Sapotaceae, Synsepalum dulcificum, miracle fruit
The Miracle Fruit is native to West Africa where it is cultivated in backyard plantings. Today it has been introduced to Florida, California and numerous tropical areas of the world, however you will find most people have never heard of it. The fruit is more of a novelty then a significant source of food or nutrients, however there appears to be increasing interest in the berry and the incredible sweetening effects it has when eaten in conjunction with sour and acidic foods.
The taste of the fruit itself is nothing spectacular to speak of. There is relatively little fruit around the shiny seed. The pulp tastes somewhat like a cherry. However, due to a substance in the fruit called ‘miriculine’ it has the power to inhibit the receptors of sour and acidic flavors on your tongue, thus rendering certain foods sweet when normally they are sour, such as lemons, tomatoes, beer, some cheeses, hot sauce, vinegar, wine, and so forth. Miracle fruit changes the flavor of foods and beverages that you wouldn’t typically consider to be sour or acidic, and some foods are not affected at all.
There is growing interest in this fruit looking into its potential applications in cancer and diabetes research.
The tree is small, with attractive foliage, and, when in fruit, covered in bright red berries. I have a huge number of these trees in urban nurseries, they are great for container growing and seem to produce more fruit when its roots are somewhat contained.

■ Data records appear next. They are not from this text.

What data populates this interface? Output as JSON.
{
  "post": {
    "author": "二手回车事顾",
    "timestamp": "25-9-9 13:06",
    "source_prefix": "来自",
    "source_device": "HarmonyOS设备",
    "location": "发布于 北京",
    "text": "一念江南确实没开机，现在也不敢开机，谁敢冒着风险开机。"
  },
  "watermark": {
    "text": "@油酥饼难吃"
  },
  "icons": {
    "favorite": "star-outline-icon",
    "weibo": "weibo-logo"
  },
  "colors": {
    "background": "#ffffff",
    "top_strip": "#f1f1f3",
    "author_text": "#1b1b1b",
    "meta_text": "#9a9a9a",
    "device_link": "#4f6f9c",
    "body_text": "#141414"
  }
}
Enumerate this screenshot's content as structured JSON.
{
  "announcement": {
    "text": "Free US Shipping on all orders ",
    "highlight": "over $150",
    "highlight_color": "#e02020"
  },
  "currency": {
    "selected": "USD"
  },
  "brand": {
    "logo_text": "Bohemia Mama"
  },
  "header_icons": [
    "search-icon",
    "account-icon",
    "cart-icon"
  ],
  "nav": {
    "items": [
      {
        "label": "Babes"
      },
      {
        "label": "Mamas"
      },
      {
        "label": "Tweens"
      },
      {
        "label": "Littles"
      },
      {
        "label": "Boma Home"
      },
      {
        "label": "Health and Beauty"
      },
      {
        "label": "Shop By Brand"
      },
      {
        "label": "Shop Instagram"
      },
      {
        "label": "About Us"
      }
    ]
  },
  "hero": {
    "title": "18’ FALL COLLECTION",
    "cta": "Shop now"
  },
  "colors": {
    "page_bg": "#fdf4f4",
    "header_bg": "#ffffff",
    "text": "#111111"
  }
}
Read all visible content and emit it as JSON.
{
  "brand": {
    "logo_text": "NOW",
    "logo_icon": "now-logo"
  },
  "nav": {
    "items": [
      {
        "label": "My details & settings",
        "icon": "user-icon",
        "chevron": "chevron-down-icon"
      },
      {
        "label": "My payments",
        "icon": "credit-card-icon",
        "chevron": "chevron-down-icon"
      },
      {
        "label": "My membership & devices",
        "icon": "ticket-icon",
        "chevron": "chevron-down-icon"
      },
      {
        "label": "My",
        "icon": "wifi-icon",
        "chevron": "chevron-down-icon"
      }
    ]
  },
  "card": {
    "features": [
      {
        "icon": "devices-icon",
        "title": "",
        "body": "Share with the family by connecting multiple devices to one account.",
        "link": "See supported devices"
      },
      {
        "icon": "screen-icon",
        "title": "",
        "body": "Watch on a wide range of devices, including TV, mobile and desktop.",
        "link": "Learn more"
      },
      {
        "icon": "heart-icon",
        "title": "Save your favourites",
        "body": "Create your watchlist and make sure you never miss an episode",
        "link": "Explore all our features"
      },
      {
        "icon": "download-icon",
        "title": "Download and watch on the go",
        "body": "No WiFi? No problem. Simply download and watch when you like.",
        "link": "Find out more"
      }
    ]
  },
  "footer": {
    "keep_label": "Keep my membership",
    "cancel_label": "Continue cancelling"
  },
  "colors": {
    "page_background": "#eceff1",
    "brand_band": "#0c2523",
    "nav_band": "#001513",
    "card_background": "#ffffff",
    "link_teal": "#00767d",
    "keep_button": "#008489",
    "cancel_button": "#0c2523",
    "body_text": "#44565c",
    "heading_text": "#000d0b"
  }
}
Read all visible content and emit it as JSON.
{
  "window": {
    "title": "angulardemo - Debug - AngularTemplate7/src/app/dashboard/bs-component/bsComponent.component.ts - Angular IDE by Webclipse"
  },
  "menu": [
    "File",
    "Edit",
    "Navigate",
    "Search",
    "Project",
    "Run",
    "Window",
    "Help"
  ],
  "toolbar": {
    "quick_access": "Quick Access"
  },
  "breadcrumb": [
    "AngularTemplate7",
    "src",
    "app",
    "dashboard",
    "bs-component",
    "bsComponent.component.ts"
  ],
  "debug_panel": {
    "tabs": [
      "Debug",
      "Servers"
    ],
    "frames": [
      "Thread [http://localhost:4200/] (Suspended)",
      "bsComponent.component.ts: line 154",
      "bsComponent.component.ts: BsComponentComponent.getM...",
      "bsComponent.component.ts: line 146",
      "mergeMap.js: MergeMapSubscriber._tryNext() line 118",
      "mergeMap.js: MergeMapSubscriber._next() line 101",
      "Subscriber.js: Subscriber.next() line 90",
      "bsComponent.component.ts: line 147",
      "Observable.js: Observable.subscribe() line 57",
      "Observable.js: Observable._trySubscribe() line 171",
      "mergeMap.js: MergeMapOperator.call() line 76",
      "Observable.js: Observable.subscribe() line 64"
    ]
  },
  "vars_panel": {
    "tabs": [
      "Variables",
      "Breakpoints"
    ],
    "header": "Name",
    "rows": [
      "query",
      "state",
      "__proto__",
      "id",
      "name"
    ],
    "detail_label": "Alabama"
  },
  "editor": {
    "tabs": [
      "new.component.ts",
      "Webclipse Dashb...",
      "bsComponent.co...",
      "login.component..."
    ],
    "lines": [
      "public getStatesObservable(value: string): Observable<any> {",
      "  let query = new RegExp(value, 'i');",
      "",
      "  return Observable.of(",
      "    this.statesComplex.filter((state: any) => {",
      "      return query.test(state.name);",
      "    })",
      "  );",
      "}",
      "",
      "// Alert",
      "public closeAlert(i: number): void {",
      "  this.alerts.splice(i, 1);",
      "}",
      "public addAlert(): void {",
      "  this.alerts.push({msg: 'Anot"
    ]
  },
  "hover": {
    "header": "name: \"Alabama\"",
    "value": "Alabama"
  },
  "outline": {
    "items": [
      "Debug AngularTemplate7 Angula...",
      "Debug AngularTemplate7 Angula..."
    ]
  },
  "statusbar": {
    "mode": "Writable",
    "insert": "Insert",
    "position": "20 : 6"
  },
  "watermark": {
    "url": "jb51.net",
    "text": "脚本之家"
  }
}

Article from the New York Times: A Tiny Fruit That Tricks the Tongue